But Pacek and Paul also inject this tension into the score, setting up a conflict between the raging earthiness of Birdlace and his buddies and Rose's heartfelt folksiness. The raucous first number, "Some Kinda Time," recalls the opener of another famous military-trio musical, On the Town, instantly immersing us in their anything-for-a-good-time outlook. Rose's first solo, on the other hand, is "Nothing Short of Wonderful," a breathless exploration of feelings she's never before experienced that wouldn't be out of place in tune stacks as intellectual as Stephen Sondheim's or as warm as Jerry Bock and Sheldon Harnick's.
Birdlace and Rose's musical aesthetics only merge well into the second act, when they not only share a quiet dating duet but eventually swap each other's outlooks to demonstrate exactly what each has learned from the other. Michael Starobin's orchestrations gracefully cover the necessary styles from a full spin around the radio dial, and musical director Bryan Perri keeps them percolating at the proper gentle heat throughout. But the songs themselves are even more integral at showing us the scope and sweep of this unassuming romance that has surprising sea-to-shining sea implications.
Director Joe Mantello has staged the show simply but sumptuously, handsomely balancing the two different kinds of intimacy that delineate the various factions in Birdlace's life. Christopher Gattelli's choreography elicits raw percussive power from the marine scenes, with starched movements and crisp attitudes that portray the range of internal and external forces against which the men are fighting. David Zinn's evocative costumes, which creatively summon 60s styles without openly mocking them, surpass his set, which looks like a cafeteria served with a side dish of (ugly) scaffolding. And Paul Gallo's lights run a bit too heavy on the shadows.
The performances, however, are delightfully nuanced, down to the tiniest roles. Klena (recently seen as Tommy in Carrie) and Mendez display superb chemistry that blooms as Birdlace and Rose build (and occasionally break) bonds of trust; their relationship develops so gradually and so smoothly, you may be pardoned for not figuring out whether they're in love before they do. Mendez is especially good at finding the bursting bud within the outward wallflower, who grows into her own as circumstances allow her, but Klena has no trouble movingly tapping into the pain of disintegrated dreams that propels Birdlace to his final feet.

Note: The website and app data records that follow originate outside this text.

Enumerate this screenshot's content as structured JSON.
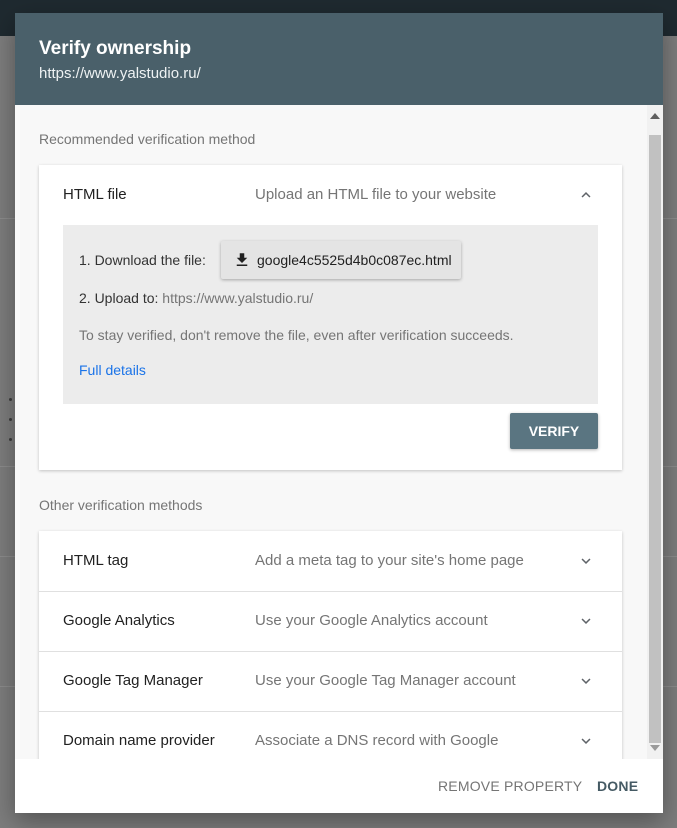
{
  "dialog": {
    "title": "Verify ownership",
    "subtitle": "https://www.yalstudio.ru/"
  },
  "recommended": {
    "section_label": "Recommended verification method",
    "method": {
      "title": "HTML file",
      "description": "Upload an HTML file to your website",
      "expanded": true,
      "chevron_icon": "chevron-up-icon",
      "step1_label": "1. Download the file:",
      "file_name": "google4c5525d4b0c087ec.html",
      "download_icon": "download-icon",
      "step2_label": "2. Upload to:",
      "upload_url": "https://www.yalstudio.ru/",
      "note": "To stay verified, don't remove the file, even after verification succeeds.",
      "details_link": "Full details",
      "verify_label": "VERIFY"
    }
  },
  "other": {
    "section_label": "Other verification methods",
    "methods": [
      {
        "title": "HTML tag",
        "description": "Add a meta tag to your site's home page"
      },
      {
        "title": "Google Analytics",
        "description": "Use your Google Analytics account"
      },
      {
        "title": "Google Tag Manager",
        "description": "Use your Google Tag Manager account"
      },
      {
        "title": "Domain name provider",
        "description": "Associate a DNS record with Google"
      }
    ]
  },
  "footer": {
    "remove_label": "REMOVE PROPERTY",
    "done_label": "DONE"
  },
  "colors": {
    "header": "#4a606a",
    "verify_button": "#5a7581",
    "link": "#1a73e8"
  }
}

Blaemire and Segarra cannily negotiate Bernstein and Boland's own fraught evolution, without ever seeming to be pure, pointless contrasts to Birdlace. Annaleigh Ashford is a wry charmer as Boland's deceptive date, Becca Ayers projects the proper quiet authority (if too much prevailing youthfulness) as Rose's mother, and Dierdre Friel makes a hilarious (and virtually wordless) appearance as Bernstein's entrant in the put-down pageant.
None of the women in that contest may be perfect, and the show itself certainly has room for improvement: Another song or two in the second act would help even things out, and Duchan's book gets noticeably heavy handed in the final scenes. But, as is true of its characters, redemption never appears to be more than a heartbeat away, and the musical deeply satisfies as it depicts a chaotic reordering of mid-20th-century American ideals. So what if Dogfight doesn't always say something new? In its striving to polish its often-heard messages to perfection, it proves itself the real thing just the same